(Collected data)
====

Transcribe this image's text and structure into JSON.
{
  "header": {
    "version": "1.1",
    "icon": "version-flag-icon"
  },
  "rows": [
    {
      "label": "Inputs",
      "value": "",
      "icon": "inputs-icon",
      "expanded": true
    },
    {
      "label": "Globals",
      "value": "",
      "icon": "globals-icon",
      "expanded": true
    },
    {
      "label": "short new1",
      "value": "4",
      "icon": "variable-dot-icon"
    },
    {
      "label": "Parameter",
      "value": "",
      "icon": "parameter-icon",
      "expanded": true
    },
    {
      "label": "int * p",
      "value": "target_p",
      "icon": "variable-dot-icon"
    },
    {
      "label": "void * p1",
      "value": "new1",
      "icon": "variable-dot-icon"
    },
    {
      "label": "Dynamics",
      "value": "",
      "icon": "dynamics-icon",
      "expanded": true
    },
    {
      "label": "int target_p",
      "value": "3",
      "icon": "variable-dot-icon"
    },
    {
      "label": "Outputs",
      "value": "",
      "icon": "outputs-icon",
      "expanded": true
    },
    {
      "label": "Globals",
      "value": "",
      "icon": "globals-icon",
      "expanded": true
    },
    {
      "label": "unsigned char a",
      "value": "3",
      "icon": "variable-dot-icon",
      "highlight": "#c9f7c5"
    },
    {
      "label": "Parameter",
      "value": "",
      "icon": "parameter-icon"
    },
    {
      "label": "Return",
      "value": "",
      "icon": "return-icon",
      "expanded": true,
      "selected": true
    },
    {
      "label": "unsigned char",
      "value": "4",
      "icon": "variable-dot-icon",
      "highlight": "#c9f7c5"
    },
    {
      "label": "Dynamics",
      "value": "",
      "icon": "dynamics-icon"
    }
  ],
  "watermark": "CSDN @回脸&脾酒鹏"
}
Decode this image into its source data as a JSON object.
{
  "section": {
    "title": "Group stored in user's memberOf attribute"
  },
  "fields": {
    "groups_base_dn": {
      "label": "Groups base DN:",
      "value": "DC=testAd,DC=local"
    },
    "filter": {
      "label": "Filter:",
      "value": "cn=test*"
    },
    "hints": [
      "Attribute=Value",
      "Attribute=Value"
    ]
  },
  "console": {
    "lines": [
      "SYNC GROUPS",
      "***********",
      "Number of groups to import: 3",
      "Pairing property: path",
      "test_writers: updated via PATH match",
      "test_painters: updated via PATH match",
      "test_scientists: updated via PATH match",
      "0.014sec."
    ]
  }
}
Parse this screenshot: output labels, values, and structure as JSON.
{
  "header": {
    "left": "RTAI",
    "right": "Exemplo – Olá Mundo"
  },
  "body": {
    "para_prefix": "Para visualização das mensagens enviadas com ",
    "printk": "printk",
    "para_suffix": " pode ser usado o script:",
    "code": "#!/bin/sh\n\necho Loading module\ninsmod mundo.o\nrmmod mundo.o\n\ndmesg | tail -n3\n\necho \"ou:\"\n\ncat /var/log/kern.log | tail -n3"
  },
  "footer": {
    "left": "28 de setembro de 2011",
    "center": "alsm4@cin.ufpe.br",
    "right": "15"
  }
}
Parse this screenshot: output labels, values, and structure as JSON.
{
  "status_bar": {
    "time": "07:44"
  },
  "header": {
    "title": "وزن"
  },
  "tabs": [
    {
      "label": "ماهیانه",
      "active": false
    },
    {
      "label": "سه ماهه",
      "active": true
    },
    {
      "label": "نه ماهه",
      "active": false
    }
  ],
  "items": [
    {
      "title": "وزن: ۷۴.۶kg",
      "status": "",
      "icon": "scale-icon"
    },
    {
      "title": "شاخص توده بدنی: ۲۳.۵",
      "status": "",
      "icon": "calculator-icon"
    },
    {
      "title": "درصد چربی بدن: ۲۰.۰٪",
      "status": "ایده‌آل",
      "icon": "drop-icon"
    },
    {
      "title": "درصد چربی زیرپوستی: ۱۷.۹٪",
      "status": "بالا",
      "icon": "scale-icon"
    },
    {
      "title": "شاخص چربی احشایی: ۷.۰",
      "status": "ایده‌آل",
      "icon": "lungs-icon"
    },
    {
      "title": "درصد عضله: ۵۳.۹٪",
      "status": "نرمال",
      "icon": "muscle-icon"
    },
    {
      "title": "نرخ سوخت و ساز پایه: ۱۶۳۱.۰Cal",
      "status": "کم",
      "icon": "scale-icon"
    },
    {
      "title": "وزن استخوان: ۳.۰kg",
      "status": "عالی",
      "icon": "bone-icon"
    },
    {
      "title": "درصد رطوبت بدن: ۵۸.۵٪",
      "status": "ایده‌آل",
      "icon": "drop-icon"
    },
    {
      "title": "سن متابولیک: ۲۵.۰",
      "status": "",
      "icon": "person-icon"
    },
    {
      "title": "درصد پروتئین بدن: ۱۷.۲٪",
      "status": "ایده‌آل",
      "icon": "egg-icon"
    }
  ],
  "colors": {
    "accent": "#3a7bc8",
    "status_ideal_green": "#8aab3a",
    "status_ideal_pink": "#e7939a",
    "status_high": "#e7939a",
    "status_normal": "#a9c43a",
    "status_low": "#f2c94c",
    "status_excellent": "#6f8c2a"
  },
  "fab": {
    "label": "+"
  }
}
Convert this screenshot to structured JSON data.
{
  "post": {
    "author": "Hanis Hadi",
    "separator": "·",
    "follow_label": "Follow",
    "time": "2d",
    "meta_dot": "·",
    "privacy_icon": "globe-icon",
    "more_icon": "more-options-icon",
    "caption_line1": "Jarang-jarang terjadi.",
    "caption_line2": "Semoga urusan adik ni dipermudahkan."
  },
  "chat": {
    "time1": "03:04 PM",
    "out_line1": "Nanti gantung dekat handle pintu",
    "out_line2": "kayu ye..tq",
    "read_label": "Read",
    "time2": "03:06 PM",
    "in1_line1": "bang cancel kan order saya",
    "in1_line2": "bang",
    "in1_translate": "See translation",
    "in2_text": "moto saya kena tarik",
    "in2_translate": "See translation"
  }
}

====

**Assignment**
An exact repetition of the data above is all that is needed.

**Solution**
Transcribe this image's text and structure into JSON.
{
  "header": {
    "version": "1.1",
    "icon": "version-flag-icon"
  },
  "rows": [
    {
      "label": "Inputs",
      "value": "",
      "icon": "inputs-icon",
      "expanded": true
    },
    {
      "label": "Globals",
      "value": "",
      "icon": "globals-icon",
      "expanded": true
    },
    {
      "label": "short new1",
      "value": "4",
      "icon": "variable-dot-icon"
    },
    {
      "label": "Parameter",
      "value": "",
      "icon": "parameter-icon",
      "expanded": true
    },
    {
      "label": "int * p",
      "value": "target_p",
      "icon": "variable-dot-icon"
    },
    {
      "label": "void * p1",
      "value": "new1",
      "icon": "variable-dot-icon"
    },
    {
      "label": "Dynamics",
      "value": "",
      "icon": "dynamics-icon",
      "expanded": true
    },
    {
      "label": "int target_p",
      "value": "3",
      "icon": "variable-dot-icon"
    },
    {
      "label": "Outputs",
      "value": "",
      "icon": "outputs-icon",
      "expanded": true
    },
    {
      "label": "Globals",
      "value": "",
      "icon": "globals-icon",
      "expanded": true
    },
    {
      "label": "unsigned char a",
      "value": "3",
      "icon": "variable-dot-icon",
      "highlight": "#c9f7c5"
    },
    {
      "label": "Parameter",
      "value": "",
      "icon": "parameter-icon"
    },
    {
      "label": "Return",
      "value": "",
      "icon": "return-icon",
      "expanded": true,
      "selected": true
    },
    {
      "label": "unsigned char",
      "value": "4",
      "icon": "variable-dot-icon",
      "highlight": "#c9f7c5"
    },
    {
      "label": "Dynamics",
      "value": "",
      "icon": "dynamics-icon"
    }
  ],
  "watermark": "CSDN @回脸&脾酒鹏"
}
Decode this image into its source data as a JSON object.
{
  "section": {
    "title": "Group stored in user's memberOf attribute"
  },
  "fields": {
    "groups_base_dn": {
      "label": "Groups base DN:",
      "value": "DC=testAd,DC=local"
    },
    "filter": {
      "label": "Filter:",
      "value": "cn=test*"
    },
    "hints": [
      "Attribute=Value",
      "Attribute=Value"
    ]
  },
  "console": {
    "lines": [
      "SYNC GROUPS",
      "***********",
      "Number of groups to import: 3",
      "Pairing property: path",
      "test_writers: updated via PATH match",
      "test_painters: updated via PATH match",
      "test_scientists: updated via PATH match",
      "0.014sec."
    ]
  }
}
Parse this screenshot: output labels, values, and structure as JSON.
{
  "header": {
    "left": "RTAI",
    "right": "Exemplo – Olá Mundo"
  },
  "body": {
    "para_prefix": "Para visualização das mensagens enviadas com ",
    "printk": "printk",
    "para_suffix": " pode ser usado o script:",
    "code": "#!/bin/sh\n\necho Loading module\ninsmod mundo.o\nrmmod mundo.o\n\ndmesg | tail -n3\n\necho \"ou:\"\n\ncat /var/log/kern.log | tail -n3"
  },
  "footer": {
    "left": "28 de setembro de 2011",
    "center": "alsm4@cin.ufpe.br",
    "right": "15"
  }
}
Parse this screenshot: output labels, values, and structure as JSON.
{
  "status_bar": {
    "time": "07:44"
  },
  "header": {
    "title": "وزن"
  },
  "tabs": [
    {
      "label": "ماهیانه",
      "active": false
    },
    {
      "label": "سه ماهه",
      "active": true
    },
    {
      "label": "نه ماهه",
      "active": false
    }
  ],
  "items": [
    {
      "title": "وزن: ۷۴.۶kg",
      "status": "",
      "icon": "scale-icon"
    },
    {
      "title": "شاخص توده بدنی: ۲۳.۵",
      "status": "",
      "icon": "calculator-icon"
    },
    {
      "title": "درصد چربی بدن: ۲۰.۰٪",
      "status": "ایده‌آل",
      "icon": "drop-icon"
    },
    {
      "title": "درصد چربی زیرپوستی: ۱۷.۹٪",
      "status": "بالا",
      "icon": "scale-icon"
    },
    {
      "title": "شاخص چربی احشایی: ۷.۰",
      "status": "ایده‌آل",
      "icon": "lungs-icon"
    },
    {
      "title": "درصد عضله: ۵۳.۹٪",
      "status": "نرمال",
      "icon": "muscle-icon"
    },
    {
      "title": "نرخ سوخت و ساز پایه: ۱۶۳۱.۰Cal",
      "status": "کم",
      "icon": "scale-icon"
    },
    {
      "title": "وزن استخوان: ۳.۰kg",
      "status": "عالی",
      "icon": "bone-icon"
    },
    {
      "title": "درصد رطوبت بدن: ۵۸.۵٪",
      "status": "ایده‌آل",
      "icon": "drop-icon"
    },
    {
      "title": "سن متابولیک: ۲۵.۰",
      "status": "",
      "icon": "person-icon"
    },
    {
      "title": "درصد پروتئین بدن: ۱۷.۲٪",
      "status": "ایده‌آل",
      "icon": "egg-icon"
    }
  ],
  "colors": {
    "accent": "#3a7bc8",
    "status_ideal_green": "#8aab3a",
    "status_ideal_pink": "#e7939a",
    "status_high": "#e7939a",
    "status_normal": "#a9c43a",
    "status_low": "#f2c94c",
    "status_excellent": "#6f8c2a"
  },
  "fab": {
    "label": "+"
  }
}
Convert this screenshot to structured JSON data.
{
  "post": {
    "author": "Hanis Hadi",
    "separator": "·",
    "follow_label": "Follow",
    "time": "2d",
    "meta_dot": "·",
    "privacy_icon": "globe-icon",
    "more_icon": "more-options-icon",
    "caption_line1": "Jarang-jarang terjadi.",
    "caption_line2": "Semoga urusan adik ni dipermudahkan."
  },
  "chat": {
    "time1": "03:04 PM",
    "out_line1": "Nanti gantung dekat handle pintu",
    "out_line2": "kayu ye..tq",
    "read_label": "Read",
    "time2": "03:06 PM",
    "in1_line1": "bang cancel kan order saya",
    "in1_line2": "bang",
    "in1_translate": "See translation",
    "in2_text": "moto saya kena tarik",
    "in2_translate": "See translation"
  }
}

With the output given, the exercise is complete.